| Work task |
Retype the records below exactly. Leave nothing out.

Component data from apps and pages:
+ + +
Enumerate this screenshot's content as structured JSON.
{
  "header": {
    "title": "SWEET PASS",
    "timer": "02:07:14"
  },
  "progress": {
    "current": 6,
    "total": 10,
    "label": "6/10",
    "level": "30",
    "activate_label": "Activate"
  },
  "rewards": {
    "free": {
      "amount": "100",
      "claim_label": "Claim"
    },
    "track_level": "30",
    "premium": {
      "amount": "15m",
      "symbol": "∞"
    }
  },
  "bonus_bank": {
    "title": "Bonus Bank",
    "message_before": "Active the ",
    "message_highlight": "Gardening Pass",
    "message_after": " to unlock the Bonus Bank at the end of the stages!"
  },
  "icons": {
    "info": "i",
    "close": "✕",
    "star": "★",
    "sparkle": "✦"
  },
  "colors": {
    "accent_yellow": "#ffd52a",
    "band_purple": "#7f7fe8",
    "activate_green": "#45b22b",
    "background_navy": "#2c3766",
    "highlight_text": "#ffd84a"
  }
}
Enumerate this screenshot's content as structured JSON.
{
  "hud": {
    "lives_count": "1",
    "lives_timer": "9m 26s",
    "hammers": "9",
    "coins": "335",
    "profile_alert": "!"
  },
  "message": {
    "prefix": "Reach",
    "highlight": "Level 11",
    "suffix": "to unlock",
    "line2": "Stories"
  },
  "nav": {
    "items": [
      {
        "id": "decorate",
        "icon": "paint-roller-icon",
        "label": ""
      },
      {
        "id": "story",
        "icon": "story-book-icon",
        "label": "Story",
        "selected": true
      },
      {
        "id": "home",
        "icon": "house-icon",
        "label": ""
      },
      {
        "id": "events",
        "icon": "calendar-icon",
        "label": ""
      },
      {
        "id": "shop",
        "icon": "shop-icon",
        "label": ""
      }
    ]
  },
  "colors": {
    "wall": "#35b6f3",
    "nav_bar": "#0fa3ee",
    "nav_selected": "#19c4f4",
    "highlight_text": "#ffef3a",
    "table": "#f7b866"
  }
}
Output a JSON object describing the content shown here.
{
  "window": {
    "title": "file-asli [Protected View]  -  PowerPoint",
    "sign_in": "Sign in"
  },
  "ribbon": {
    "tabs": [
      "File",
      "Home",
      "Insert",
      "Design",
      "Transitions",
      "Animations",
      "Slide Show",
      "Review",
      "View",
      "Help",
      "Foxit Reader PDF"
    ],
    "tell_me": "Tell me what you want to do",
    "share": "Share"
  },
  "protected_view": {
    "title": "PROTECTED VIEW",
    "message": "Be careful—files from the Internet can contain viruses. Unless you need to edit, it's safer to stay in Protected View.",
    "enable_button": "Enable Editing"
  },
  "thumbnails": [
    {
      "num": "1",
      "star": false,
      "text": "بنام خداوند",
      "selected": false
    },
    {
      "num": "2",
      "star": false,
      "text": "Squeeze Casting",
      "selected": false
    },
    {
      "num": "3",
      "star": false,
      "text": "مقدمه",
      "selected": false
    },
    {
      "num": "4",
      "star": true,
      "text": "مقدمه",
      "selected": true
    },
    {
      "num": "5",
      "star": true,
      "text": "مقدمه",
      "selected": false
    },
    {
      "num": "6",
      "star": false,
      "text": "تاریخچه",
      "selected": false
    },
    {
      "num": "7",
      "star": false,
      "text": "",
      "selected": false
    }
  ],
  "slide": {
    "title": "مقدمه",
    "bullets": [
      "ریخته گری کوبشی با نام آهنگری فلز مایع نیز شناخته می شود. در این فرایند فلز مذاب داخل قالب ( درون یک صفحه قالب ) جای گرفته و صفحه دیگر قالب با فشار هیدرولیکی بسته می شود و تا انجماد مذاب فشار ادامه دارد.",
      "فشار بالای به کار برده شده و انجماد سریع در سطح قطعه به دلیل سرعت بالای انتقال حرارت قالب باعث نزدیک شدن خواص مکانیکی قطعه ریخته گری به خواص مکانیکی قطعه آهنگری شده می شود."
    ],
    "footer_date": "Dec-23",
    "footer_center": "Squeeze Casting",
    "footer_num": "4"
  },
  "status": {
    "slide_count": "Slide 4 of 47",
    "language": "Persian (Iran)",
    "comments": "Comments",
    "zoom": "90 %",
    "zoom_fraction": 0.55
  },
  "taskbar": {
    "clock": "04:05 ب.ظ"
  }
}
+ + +
| Reply to the task |
Enumerate this screenshot's content as structured JSON.
{
  "header": {
    "title": "SWEET PASS",
    "timer": "02:07:14"
  },
  "progress": {
    "current": 6,
    "total": 10,
    "label": "6/10",
    "level": "30",
    "activate_label": "Activate"
  },
  "rewards": {
    "free": {
      "amount": "100",
      "claim_label": "Claim"
    },
    "track_level": "30",
    "premium": {
      "amount": "15m",
      "symbol": "∞"
    }
  },
  "bonus_bank": {
    "title": "Bonus Bank",
    "message_before": "Active the ",
    "message_highlight": "Gardening Pass",
    "message_after": " to unlock the Bonus Bank at the end of the stages!"
  },
  "icons": {
    "info": "i",
    "close": "✕",
    "star": "★",
    "sparkle": "✦"
  },
  "colors": {
    "accent_yellow": "#ffd52a",
    "band_purple": "#7f7fe8",
    "activate_green": "#45b22b",
    "background_navy": "#2c3766",
    "highlight_text": "#ffd84a"
  }
}
Enumerate this screenshot's content as structured JSON.
{
  "hud": {
    "lives_count": "1",
    "lives_timer": "9m 26s",
    "hammers": "9",
    "coins": "335",
    "profile_alert": "!"
  },
  "message": {
    "prefix": "Reach",
    "highlight": "Level 11",
    "suffix": "to unlock",
    "line2": "Stories"
  },
  "nav": {
    "items": [
      {
        "id": "decorate",
        "icon": "paint-roller-icon",
        "label": ""
      },
      {
        "id": "story",
        "icon": "story-book-icon",
        "label": "Story",
        "selected": true
      },
      {
        "id": "home",
        "icon": "house-icon",
        "label": ""
      },
      {
        "id": "events",
        "icon": "calendar-icon",
        "label": ""
      },
      {
        "id": "shop",
        "icon": "shop-icon",
        "label": ""
      }
    ]
  },
  "colors": {
    "wall": "#35b6f3",
    "nav_bar": "#0fa3ee",
    "nav_selected": "#19c4f4",
    "highlight_text": "#ffef3a",
    "table": "#f7b866"
  }
}
Output a JSON object describing the content shown here.
{
  "window": {
    "title": "file-asli [Protected View]  -  PowerPoint",
    "sign_in": "Sign in"
  },
  "ribbon": {
    "tabs": [
      "File",
      "Home",
      "Insert",
      "Design",
      "Transitions",
      "Animations",
      "Slide Show",
      "Review",
      "View",
      "Help",
      "Foxit Reader PDF"
    ],
    "tell_me": "Tell me what you want to do",
    "share": "Share"
  },
  "protected_view": {
    "title": "PROTECTED VIEW",
    "message": "Be careful—files from the Internet can contain viruses. Unless you need to edit, it's safer to stay in Protected View.",
    "enable_button": "Enable Editing"
  },
  "thumbnails": [
    {
      "num": "1",
      "star": false,
      "text": "بنام خداوند",
      "selected": false
    },
    {
      "num": "2",
      "star": false,
      "text": "Squeeze Casting",
      "selected": false
    },
    {
      "num": "3",
      "star": false,
      "text": "مقدمه",
      "selected": false
    },
    {
      "num": "4",
      "star": true,
      "text": "مقدمه",
      "selected": true
    },
    {
      "num": "5",
      "star": true,
      "text": "مقدمه",
      "selected": false
    },
    {
      "num": "6",
      "star": false,
      "text": "تاریخچه",
      "selected": false
    },
    {
      "num": "7",
      "star": false,
      "text": "",
      "selected": false
    }
  ],
  "slide": {
    "title": "مقدمه",
    "bullets": [
      "ریخته گری کوبشی با نام آهنگری فلز مایع نیز شناخته می شود. در این فرایند فلز مذاب داخل قالب ( درون یک صفحه قالب ) جای گرفته و صفحه دیگر قالب با فشار هیدرولیکی بسته می شود و تا انجماد مذاب فشار ادامه دارد.",
      "فشار بالای به کار برده شده و انجماد سریع در سطح قطعه به دلیل سرعت بالای انتقال حرارت قالب باعث نزدیک شدن خواص مکانیکی قطعه ریخته گری به خواص مکانیکی قطعه آهنگری شده می شود."
    ],
    "footer_date": "Dec-23",
    "footer_center": "Squeeze Casting",
    "footer_num": "4"
  },
  "status": {
    "slide_count": "Slide 4 of 47",
    "language": "Persian (Iran)",
    "comments": "Comments",
    "zoom": "90 %",
    "zoom_fraction": 0.55
  },
  "taskbar": {
    "clock": "04:05 ب.ظ"
  }
}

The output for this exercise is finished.